• WHAT TO PRODUCE: Scan the entries below line by line and state how many lines contain the string "второй", giving only the number.

[SOURCE DATA — start]

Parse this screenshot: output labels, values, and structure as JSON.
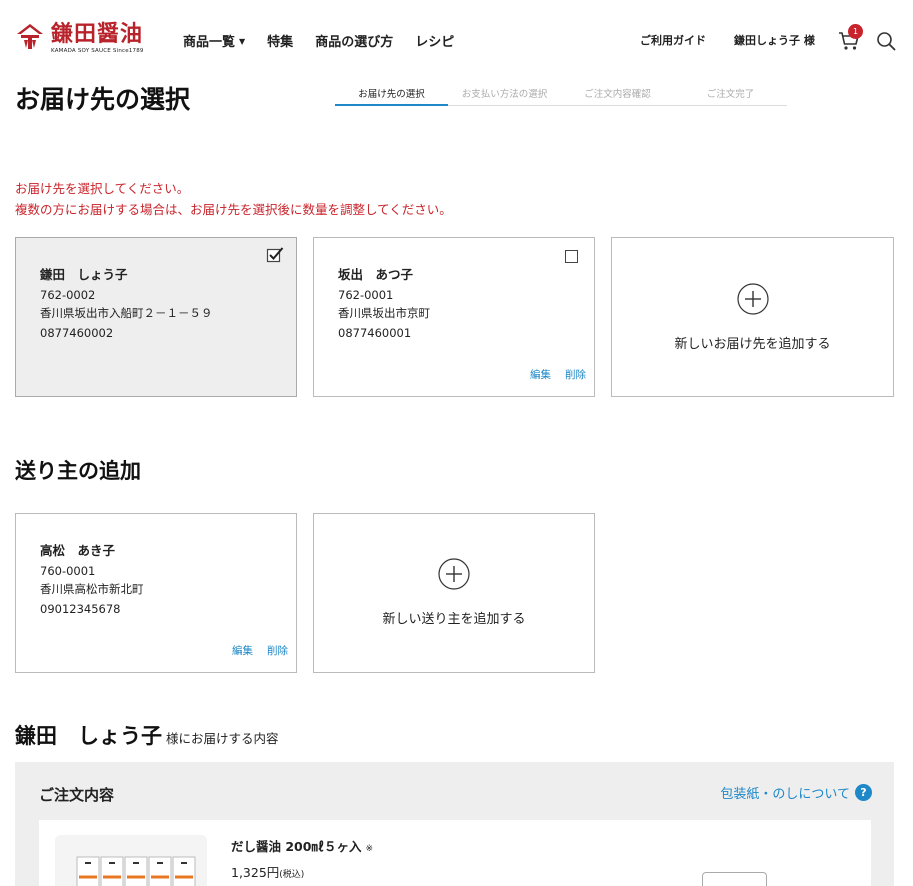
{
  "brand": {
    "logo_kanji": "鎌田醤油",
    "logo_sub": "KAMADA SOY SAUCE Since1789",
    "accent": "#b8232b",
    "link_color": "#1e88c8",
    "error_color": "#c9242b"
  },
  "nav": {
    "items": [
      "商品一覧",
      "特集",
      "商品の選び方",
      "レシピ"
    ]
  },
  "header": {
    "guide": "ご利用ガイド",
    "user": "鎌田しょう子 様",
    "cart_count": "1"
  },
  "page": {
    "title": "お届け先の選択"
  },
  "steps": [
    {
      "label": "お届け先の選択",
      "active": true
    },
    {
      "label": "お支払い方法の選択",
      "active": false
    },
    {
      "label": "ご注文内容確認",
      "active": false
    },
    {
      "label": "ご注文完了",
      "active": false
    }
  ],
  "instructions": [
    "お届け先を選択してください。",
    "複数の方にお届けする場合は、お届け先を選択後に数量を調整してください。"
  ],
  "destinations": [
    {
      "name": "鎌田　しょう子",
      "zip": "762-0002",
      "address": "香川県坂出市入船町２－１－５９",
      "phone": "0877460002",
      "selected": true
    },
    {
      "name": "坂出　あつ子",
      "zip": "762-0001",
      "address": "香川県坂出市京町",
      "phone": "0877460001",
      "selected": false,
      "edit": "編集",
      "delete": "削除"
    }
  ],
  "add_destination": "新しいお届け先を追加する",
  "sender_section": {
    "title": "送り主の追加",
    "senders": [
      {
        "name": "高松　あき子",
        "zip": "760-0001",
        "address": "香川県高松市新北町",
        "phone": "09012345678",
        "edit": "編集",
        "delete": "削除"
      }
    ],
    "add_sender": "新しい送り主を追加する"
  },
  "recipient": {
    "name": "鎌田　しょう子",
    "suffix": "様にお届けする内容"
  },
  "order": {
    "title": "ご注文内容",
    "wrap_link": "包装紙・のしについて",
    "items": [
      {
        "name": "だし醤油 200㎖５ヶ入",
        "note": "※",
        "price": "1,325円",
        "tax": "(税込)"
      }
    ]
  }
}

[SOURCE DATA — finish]
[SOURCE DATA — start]

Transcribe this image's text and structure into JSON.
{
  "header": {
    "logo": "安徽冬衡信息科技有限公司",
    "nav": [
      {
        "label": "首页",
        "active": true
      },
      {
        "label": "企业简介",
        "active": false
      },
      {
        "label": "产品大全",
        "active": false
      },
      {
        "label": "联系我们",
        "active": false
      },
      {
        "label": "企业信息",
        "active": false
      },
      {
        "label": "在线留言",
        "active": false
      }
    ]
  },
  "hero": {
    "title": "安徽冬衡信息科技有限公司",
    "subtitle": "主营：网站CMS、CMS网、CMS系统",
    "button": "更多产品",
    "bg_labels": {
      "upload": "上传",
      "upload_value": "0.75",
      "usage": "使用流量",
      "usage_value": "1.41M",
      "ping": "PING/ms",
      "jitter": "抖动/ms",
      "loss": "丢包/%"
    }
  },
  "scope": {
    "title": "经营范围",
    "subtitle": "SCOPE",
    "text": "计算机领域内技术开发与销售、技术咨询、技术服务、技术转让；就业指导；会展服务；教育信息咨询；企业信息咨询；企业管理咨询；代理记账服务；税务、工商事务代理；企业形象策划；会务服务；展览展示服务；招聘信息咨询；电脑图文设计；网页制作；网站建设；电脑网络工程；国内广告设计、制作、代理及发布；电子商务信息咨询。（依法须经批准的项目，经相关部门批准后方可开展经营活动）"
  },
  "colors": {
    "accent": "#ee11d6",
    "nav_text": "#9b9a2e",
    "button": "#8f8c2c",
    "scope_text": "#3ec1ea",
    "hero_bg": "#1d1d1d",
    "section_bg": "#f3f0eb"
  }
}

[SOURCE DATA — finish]
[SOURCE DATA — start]

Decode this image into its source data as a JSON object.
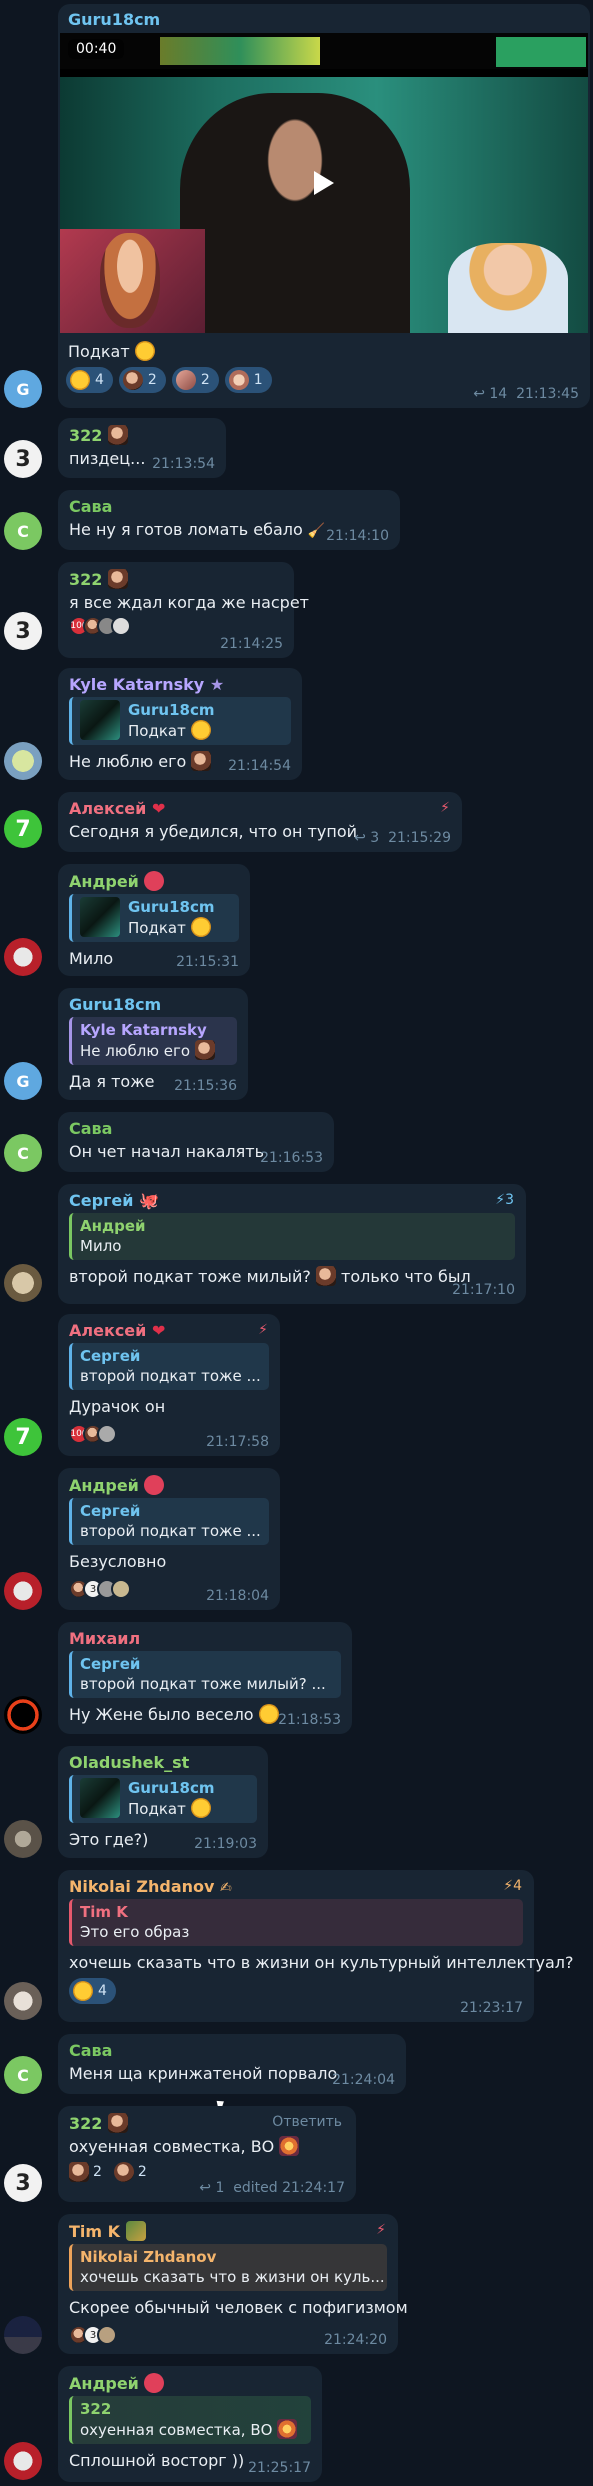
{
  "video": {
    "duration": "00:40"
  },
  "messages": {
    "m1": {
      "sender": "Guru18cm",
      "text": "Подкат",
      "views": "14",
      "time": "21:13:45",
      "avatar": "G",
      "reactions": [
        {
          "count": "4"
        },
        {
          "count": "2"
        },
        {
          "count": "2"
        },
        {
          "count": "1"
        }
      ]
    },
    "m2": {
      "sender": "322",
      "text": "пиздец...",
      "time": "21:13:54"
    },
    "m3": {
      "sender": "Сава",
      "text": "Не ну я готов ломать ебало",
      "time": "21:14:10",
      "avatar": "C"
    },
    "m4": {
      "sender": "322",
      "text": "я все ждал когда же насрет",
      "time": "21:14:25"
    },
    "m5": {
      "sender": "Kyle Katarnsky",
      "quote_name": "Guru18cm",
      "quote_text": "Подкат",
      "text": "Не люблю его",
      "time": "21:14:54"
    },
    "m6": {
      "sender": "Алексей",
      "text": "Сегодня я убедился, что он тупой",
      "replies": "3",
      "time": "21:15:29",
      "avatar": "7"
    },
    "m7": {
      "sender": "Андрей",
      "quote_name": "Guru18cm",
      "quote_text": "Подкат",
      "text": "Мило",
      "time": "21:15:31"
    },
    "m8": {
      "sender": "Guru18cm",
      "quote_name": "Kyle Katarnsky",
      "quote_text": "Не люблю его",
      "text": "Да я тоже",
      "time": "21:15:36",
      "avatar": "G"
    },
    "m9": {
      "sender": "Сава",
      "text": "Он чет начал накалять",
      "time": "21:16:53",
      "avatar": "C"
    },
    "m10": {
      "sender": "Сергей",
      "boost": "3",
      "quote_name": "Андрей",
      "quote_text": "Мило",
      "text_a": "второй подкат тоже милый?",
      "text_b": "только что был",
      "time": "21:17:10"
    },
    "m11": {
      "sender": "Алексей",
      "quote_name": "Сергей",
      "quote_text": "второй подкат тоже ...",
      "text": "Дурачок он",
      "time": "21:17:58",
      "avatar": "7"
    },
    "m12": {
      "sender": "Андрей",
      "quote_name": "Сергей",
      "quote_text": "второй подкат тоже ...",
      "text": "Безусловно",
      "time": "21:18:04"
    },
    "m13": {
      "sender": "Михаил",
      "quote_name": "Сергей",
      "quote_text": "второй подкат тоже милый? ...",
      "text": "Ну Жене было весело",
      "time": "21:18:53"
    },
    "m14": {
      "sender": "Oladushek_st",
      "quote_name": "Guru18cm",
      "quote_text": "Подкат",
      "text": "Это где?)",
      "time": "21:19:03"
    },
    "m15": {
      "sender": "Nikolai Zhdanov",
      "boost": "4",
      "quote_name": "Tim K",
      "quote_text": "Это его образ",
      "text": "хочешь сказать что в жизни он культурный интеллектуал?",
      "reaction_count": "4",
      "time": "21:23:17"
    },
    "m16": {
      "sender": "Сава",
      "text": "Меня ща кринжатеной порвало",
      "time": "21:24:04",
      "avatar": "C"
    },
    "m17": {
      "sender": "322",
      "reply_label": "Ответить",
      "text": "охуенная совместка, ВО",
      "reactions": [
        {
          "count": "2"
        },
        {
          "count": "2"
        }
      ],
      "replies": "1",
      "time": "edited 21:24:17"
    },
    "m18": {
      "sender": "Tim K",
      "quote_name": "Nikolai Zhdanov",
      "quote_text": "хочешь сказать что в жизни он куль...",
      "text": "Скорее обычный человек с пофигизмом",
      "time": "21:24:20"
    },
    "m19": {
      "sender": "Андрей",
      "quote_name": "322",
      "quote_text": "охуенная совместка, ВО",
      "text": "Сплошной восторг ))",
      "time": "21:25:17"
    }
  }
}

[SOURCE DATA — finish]

• YOUR RESPONSE: 4